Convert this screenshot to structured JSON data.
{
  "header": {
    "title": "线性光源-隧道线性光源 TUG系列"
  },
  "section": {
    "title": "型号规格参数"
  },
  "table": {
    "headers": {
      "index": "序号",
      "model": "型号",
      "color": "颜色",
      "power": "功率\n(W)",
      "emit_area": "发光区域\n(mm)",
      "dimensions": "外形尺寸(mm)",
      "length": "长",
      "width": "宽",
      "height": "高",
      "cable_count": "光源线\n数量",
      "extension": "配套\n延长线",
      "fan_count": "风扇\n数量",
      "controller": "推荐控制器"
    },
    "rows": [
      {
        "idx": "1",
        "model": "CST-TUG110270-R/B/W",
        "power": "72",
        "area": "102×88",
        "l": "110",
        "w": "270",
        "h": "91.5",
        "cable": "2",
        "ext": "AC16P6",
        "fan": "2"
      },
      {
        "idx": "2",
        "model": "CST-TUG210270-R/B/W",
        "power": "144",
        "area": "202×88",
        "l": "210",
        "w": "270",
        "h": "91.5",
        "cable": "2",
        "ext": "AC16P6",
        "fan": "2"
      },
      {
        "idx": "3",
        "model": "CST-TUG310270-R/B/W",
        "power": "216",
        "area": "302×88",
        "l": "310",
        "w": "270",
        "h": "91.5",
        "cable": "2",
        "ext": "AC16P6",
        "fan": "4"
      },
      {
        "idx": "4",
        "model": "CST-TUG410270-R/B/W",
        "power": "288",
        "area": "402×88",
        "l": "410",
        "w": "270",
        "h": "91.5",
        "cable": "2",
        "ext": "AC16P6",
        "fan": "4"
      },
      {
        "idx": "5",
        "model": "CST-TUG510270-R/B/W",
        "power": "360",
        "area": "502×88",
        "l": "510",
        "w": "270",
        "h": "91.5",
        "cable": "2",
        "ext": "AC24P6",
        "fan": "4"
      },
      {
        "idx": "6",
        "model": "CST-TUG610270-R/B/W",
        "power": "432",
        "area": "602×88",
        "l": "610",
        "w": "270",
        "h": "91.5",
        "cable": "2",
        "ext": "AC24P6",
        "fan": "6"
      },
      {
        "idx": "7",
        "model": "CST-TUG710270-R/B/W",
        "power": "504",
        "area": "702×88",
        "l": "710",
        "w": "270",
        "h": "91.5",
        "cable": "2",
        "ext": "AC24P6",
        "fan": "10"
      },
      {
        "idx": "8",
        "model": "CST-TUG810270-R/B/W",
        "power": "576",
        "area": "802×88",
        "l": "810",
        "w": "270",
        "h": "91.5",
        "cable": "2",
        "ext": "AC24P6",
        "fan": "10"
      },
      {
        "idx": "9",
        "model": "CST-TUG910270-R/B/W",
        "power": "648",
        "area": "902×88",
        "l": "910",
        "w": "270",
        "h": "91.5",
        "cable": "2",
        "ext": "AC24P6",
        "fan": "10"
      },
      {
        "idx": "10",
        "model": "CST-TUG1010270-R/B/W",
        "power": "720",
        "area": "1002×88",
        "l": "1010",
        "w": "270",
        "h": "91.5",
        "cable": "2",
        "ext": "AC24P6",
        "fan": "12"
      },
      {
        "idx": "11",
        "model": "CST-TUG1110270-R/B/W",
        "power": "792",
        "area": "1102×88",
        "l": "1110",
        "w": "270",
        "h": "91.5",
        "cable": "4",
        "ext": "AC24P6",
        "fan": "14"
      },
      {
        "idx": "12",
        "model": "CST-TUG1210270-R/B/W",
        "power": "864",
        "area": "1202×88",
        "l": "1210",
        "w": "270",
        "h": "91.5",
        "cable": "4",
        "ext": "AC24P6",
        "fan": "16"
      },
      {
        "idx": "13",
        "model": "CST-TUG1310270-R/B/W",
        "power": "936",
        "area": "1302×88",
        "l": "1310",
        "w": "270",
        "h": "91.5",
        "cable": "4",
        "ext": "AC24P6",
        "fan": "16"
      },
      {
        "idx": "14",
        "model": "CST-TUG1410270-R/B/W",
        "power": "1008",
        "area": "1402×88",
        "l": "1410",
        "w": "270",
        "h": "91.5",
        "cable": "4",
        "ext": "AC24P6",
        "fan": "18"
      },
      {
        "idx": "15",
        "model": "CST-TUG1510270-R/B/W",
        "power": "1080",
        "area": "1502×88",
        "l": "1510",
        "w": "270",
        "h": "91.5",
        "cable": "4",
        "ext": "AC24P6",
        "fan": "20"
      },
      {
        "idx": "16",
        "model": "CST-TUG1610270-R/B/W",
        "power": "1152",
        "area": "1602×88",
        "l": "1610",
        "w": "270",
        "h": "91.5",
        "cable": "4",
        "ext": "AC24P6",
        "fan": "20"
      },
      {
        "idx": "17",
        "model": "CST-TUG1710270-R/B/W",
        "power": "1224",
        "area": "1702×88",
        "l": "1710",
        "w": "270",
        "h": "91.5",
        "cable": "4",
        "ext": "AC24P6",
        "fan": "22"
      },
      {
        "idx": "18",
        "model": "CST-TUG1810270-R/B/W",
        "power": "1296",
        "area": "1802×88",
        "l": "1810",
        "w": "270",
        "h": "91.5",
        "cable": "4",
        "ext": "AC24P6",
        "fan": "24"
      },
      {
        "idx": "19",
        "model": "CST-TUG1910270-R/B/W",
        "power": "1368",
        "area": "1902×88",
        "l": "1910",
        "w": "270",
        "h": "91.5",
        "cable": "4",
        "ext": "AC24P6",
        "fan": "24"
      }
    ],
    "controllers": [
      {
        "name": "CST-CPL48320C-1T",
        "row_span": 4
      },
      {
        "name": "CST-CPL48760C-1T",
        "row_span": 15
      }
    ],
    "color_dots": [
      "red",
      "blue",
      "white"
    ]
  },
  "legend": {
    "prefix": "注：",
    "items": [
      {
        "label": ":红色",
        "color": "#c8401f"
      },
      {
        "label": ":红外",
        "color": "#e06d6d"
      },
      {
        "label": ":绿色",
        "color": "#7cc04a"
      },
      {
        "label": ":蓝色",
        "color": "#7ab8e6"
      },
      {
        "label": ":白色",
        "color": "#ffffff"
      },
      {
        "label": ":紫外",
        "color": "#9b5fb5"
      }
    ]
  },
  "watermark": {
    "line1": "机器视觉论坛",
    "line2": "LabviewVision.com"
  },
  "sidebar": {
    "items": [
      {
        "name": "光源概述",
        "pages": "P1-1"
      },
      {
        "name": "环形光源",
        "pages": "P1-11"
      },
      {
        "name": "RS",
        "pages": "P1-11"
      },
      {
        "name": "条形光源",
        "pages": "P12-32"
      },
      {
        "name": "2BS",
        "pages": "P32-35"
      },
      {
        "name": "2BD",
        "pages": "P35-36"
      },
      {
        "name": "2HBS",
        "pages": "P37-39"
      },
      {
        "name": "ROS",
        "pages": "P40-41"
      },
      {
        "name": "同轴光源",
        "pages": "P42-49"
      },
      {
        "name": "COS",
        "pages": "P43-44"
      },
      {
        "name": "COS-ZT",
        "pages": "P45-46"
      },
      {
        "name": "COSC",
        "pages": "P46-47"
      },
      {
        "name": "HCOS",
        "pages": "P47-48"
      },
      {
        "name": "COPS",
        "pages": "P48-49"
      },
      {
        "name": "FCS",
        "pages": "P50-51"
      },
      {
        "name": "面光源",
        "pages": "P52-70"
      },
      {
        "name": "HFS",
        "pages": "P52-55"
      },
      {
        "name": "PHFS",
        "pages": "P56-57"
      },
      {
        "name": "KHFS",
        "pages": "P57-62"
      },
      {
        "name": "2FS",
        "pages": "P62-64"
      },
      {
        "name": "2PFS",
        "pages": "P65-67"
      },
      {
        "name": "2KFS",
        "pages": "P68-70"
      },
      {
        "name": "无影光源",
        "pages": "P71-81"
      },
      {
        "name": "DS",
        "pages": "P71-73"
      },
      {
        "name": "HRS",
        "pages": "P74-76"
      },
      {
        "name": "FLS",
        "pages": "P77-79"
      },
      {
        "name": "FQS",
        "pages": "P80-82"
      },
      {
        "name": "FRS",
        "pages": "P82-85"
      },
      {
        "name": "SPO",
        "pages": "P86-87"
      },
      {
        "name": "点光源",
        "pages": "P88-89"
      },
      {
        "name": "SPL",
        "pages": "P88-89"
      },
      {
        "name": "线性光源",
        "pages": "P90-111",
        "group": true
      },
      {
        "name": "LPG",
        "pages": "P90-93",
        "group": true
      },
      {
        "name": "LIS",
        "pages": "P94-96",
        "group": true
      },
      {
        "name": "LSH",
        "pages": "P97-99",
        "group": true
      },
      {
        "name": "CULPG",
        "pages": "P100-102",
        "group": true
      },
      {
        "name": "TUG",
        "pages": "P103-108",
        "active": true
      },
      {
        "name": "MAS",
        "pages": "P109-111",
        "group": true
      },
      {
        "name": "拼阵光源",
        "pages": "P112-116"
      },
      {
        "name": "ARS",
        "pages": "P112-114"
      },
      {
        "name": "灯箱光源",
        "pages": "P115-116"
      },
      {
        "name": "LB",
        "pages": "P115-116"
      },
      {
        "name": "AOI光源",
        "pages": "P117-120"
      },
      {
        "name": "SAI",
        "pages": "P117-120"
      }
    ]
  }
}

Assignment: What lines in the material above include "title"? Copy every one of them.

Answer section:
    "title": "线性光源-隧道线性光源 TUG系列"
    "title": "型号规格参数"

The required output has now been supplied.